He added that before the crash happened, he could see almost half of the Santana's back and there was a reaction time of around five seconds, but Tesla's Autopilot system failed to spot the vehicle and crashed into it, while another car that was initially in front of him bypassed it successfully.

"After the accident, I had to manually stop the car, otherwise it would have kept going, as if it had just hit a speed bump," Luo said.

A video of the incident was posted on CarNewsChina, in which as Jalopnik observes, the Tesla is moving quite slowly when a disabled Santana on the left comes into view, about 100 feet after a warning triangle. The car in front of the Tesla has no issue scooting over in its lane to make room. The Tesla, for some reason however, makes no such move.


As Jalopnik puts it, "It all seems fairly avoidable to me."

Cited by Xinhua, Luo said that he thought the car's reaction was confusing because it did not conform to the car's priority reaction of automatically turning right and following the vehicle in front. Instead it kept going.

The Santana's taillight and reflectors were damaged, while the Tesla Model S's left front bumper, left front headlight, left front fender and left mirror were crashed.

The accident has cost Luo 50,000 yuan ($7,525) on repairs. And when he bought the car, he spent more than 20,000 yuan on the optional Autopilot Convenience Features.

Believing there are technical bugs in the system of Autopilot, Luo said Tesla should take half of the responsibility, while the other half should be paid by the Santana's driver for illegal parking. However, there is no law in China and many other countries that clearly states who should be held responsible in case a self-driven vehicle is involved in an accident.

"There are not many self-driven cars at the moment, so it is unrealistic to expect a law," said Fu Yuwu, chairman of Society of Automotive Engineers of China, according to a report by National Business Daily.

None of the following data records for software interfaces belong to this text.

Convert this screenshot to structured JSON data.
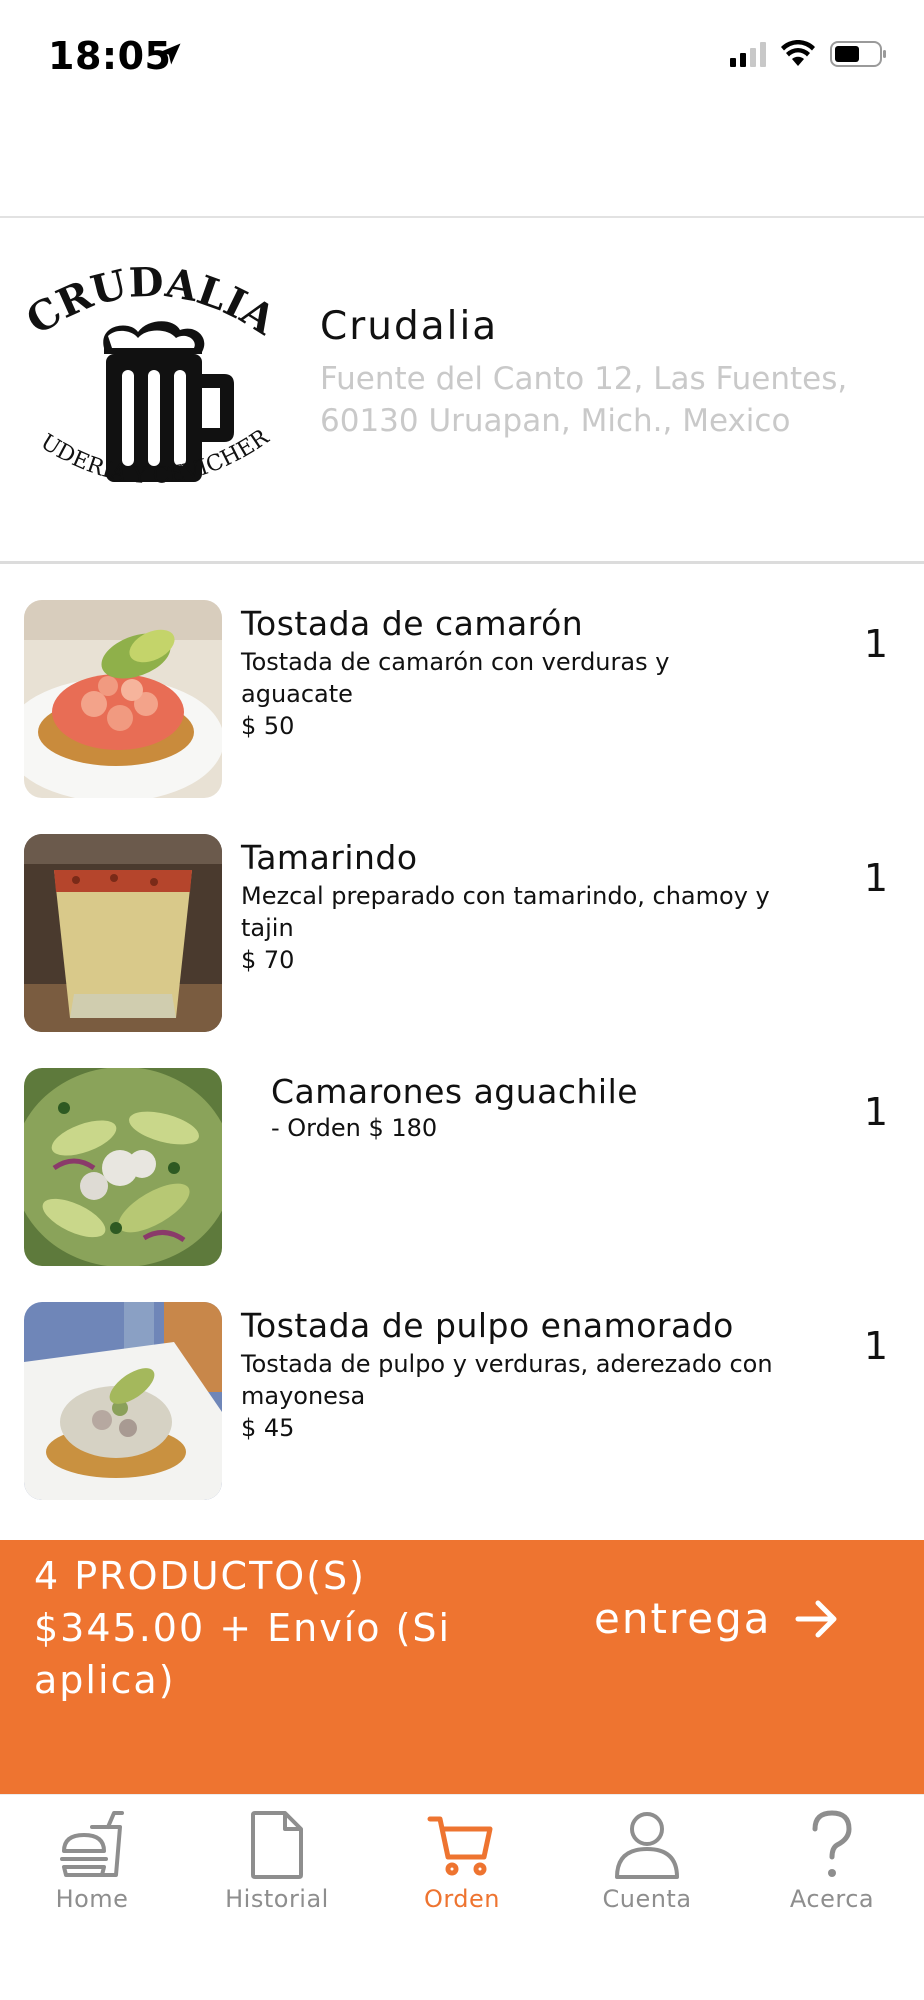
{
  "status_bar": {
    "time": "18:05",
    "location_icon": "location-arrow-icon",
    "signal_icon": "cellular-signal-icon",
    "wifi_icon": "wifi-icon",
    "battery_icon": "battery-icon"
  },
  "restaurant": {
    "logo_icon": "crudalia-logo-beer-mug",
    "logo_text_top": ".CRUDALIA.",
    "logo_text_bottom": "·CRUDERIA Y CEVICHERIA·",
    "name": "Crudalia",
    "address": "Fuente del Canto 12, Las Fuentes, 60130 Uruapan, Mich., Mexico"
  },
  "items": [
    {
      "name": "Tostada de camarón",
      "description": "Tostada de camarón con verduras y aguacate",
      "price": "$ 50",
      "quantity": "1",
      "image_icon": "shrimp-tostada-photo"
    },
    {
      "name": "Tamarindo",
      "description": "Mezcal preparado con tamarindo, chamoy y tajin",
      "price": "$ 70",
      "quantity": "1",
      "image_icon": "tamarind-drink-photo"
    },
    {
      "name": "Camarones aguachile",
      "description": "",
      "price": "- Orden $ 180",
      "quantity": "1",
      "image_icon": "aguachile-photo"
    },
    {
      "name": "Tostada de pulpo enamorado",
      "description": "Tostada de pulpo y verduras, aderezado con mayonesa",
      "price": "$ 45",
      "quantity": "1",
      "image_icon": "octopus-tostada-photo"
    }
  ],
  "summary": {
    "count": "4 PRODUCTO(S)",
    "total": "$345.00 + Envío (Si aplica)",
    "cta_label": "entrega",
    "cta_icon": "arrow-right-icon"
  },
  "tabs": [
    {
      "label": "Home",
      "icon": "burger-drink-icon",
      "active": false
    },
    {
      "label": "Historial",
      "icon": "document-icon",
      "active": false
    },
    {
      "label": "Orden",
      "icon": "cart-icon",
      "active": true
    },
    {
      "label": "Cuenta",
      "icon": "user-icon",
      "active": false
    },
    {
      "label": "Acerca",
      "icon": "question-icon",
      "active": false
    }
  ],
  "colors": {
    "accent": "#ee7430",
    "inactive_tab": "#8e8e8e",
    "address_text": "#c9c9c9"
  }
}
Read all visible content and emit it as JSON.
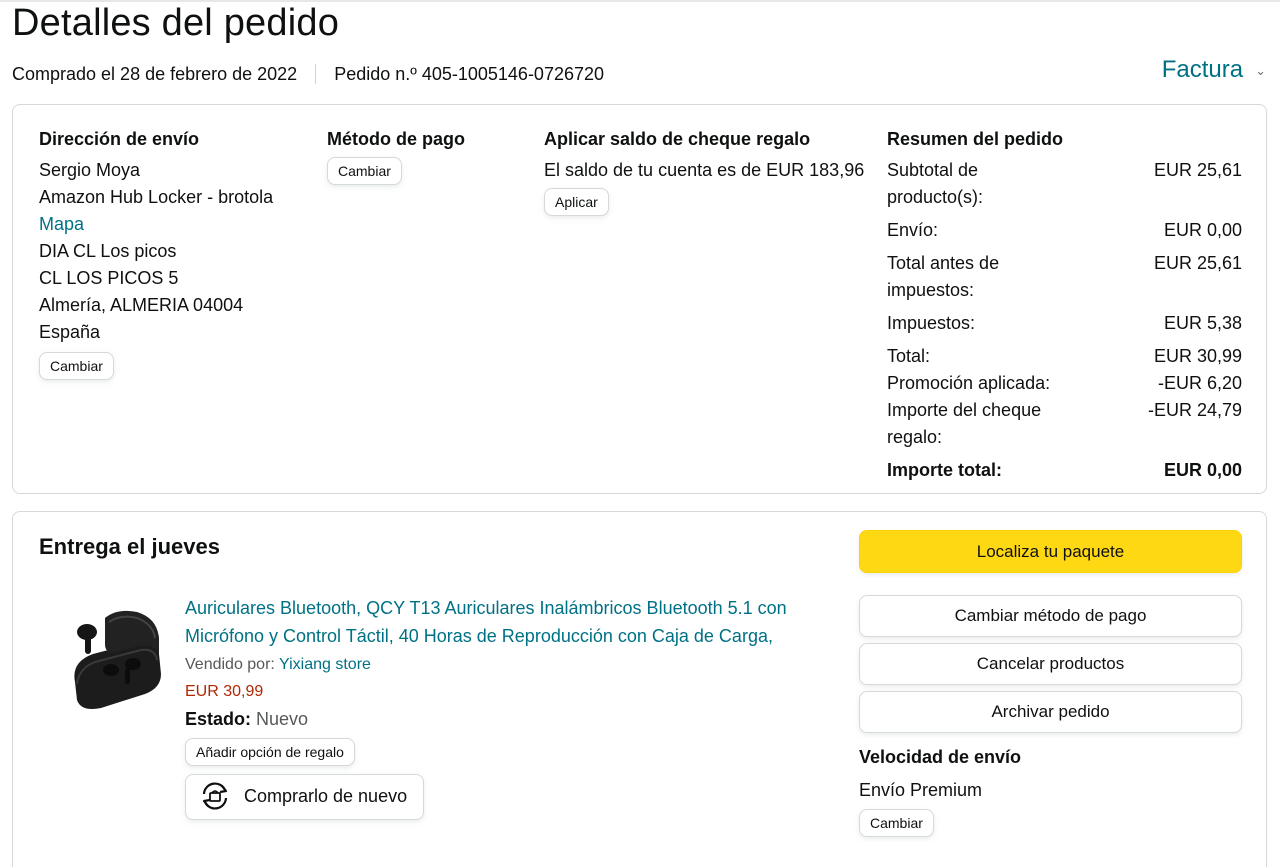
{
  "page": {
    "title": "Detalles del pedido",
    "purchased": "Comprado el 28 de febrero de 2022",
    "order_number": "Pedido n.º 405-1005146-0726720",
    "invoice_label": "Factura"
  },
  "shipping": {
    "heading": "Dirección de envío",
    "name": "Sergio Moya",
    "line1": "Amazon Hub Locker - brotola",
    "map_link": "Mapa",
    "line2": "DIA CL Los picos",
    "line3": "CL LOS PICOS 5",
    "line4": "Almería, ALMERIA 04004",
    "country": "España",
    "change_label": "Cambiar"
  },
  "payment": {
    "heading": "Método de pago",
    "change_label": "Cambiar"
  },
  "giftcard": {
    "heading": "Aplicar saldo de cheque regalo",
    "balance_text": "El saldo de tu cuenta es de EUR 183,96",
    "apply_label": "Aplicar"
  },
  "summary": {
    "heading": "Resumen del pedido",
    "rows": [
      {
        "label": "Subtotal de producto(s):",
        "value": "EUR 25,61"
      },
      {
        "label": "Envío:",
        "value": "EUR 0,00"
      },
      {
        "label": "Total antes de impuestos:",
        "value": "EUR 25,61"
      },
      {
        "label": "Impuestos:",
        "value": "EUR 5,38"
      },
      {
        "label": "Total:",
        "value": "EUR 30,99"
      },
      {
        "label": "Promoción aplicada:",
        "value": "-EUR 6,20"
      },
      {
        "label": "Importe del cheque regalo:",
        "value": "-EUR 24,79"
      }
    ],
    "grand_total_label": "Importe total:",
    "grand_total_value": "EUR 0,00"
  },
  "delivery": {
    "title": "Entrega el jueves",
    "product_title": "Auriculares Bluetooth, QCY T13 Auriculares Inalámbricos Bluetooth 5.1 con Micrófono y Control Táctil, 40 Horas de Reproducción con Caja de Carga,",
    "sold_by_label": "Vendido por:",
    "seller": "Yixiang store",
    "price": "EUR 30,99",
    "status_label": "Estado:",
    "status_value": "Nuevo",
    "gift_option_label": "Añadir opción de regalo",
    "buy_again_label": "Comprarlo de nuevo"
  },
  "actions": {
    "track": "Localiza tu paquete",
    "change_payment": "Cambiar método de pago",
    "cancel": "Cancelar productos",
    "archive": "Archivar pedido",
    "speed_heading": "Velocidad de envío",
    "speed_value": "Envío Premium",
    "speed_change": "Cambiar"
  },
  "colors": {
    "link": "#007185",
    "price": "#B12704",
    "primary_button": "#FFD814",
    "border": "#D5D9D9"
  }
}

After contacting Tesla and only getting the contact detail of the insurance company, an angry Luo posted an article telling details of the accident and his opinions on Twitter-like Sina Weibo on Wednesday, which has drawn dozens of comments and discussions. Luo criticized Tesla for exaggerating the automatic driving function but only using a small space on the manual to warn users that it is only an assistance driving system.

However, adding insult to (monetary) injury, a comment on his post said Tesla's manual specifically warned drivers not to remove their hands from the steering wheel, adding that it is illegal to do this in China.

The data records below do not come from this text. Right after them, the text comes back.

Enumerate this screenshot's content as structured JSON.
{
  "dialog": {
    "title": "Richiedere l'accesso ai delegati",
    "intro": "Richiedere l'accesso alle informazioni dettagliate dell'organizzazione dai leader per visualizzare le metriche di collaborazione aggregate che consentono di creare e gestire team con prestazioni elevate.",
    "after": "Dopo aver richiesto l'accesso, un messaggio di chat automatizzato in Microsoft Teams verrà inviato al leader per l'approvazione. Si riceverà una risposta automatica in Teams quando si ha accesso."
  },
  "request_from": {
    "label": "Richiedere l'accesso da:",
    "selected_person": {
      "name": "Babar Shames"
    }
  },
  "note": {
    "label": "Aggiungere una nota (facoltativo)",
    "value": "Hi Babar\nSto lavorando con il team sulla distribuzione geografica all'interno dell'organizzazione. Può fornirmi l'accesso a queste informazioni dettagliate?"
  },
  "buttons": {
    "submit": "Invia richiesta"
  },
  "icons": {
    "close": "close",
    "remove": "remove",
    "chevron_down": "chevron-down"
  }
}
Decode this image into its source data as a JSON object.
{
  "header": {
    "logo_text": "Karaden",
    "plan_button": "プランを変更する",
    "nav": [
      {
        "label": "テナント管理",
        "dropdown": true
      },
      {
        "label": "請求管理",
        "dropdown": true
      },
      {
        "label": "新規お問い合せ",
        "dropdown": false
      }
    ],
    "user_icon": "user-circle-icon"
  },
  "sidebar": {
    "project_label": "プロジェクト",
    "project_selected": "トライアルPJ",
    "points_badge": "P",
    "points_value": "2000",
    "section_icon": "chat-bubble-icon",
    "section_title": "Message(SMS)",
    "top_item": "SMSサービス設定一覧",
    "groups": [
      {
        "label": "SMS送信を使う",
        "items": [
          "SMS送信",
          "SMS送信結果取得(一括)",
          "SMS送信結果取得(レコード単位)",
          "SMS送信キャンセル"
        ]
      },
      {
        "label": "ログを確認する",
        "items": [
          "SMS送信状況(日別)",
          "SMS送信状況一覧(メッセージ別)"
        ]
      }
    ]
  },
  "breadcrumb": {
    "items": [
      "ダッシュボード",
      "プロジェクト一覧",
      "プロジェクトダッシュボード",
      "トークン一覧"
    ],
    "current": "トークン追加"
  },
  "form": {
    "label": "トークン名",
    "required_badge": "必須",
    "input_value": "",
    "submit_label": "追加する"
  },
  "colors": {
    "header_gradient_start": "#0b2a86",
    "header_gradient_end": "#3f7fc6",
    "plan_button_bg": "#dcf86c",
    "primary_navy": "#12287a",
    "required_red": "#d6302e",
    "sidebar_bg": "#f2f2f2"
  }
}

Luo said a lawyer team has contacted him to support him to sue Tesla for false advertising, but he has not decided whether to do it yet. Duan Zhengzheng, public relation manager at Tesla China, declined the telephone interview request to comment on.

While we doubt Tesla's reputation will take a big hit as a result of this incident, what is more curious is the revelation that driving in China without having one's hands on the steering wheel is illegal: if accurate, this means that the concept of driverless cars in China can be put indefinitely on hold at least until such time as the law is changed. However, for that to happen, a lot of palms will have to be greased, and also begs the question whether Uber, which lately has been also betting its future on a vision of self-driving cars taking over the world, figured out just how major the hurdles would be for its grand design when it comes to the most deisrable market of all, and is why last week it conceded the race for Chinese marketshare to its local competitor, Didi.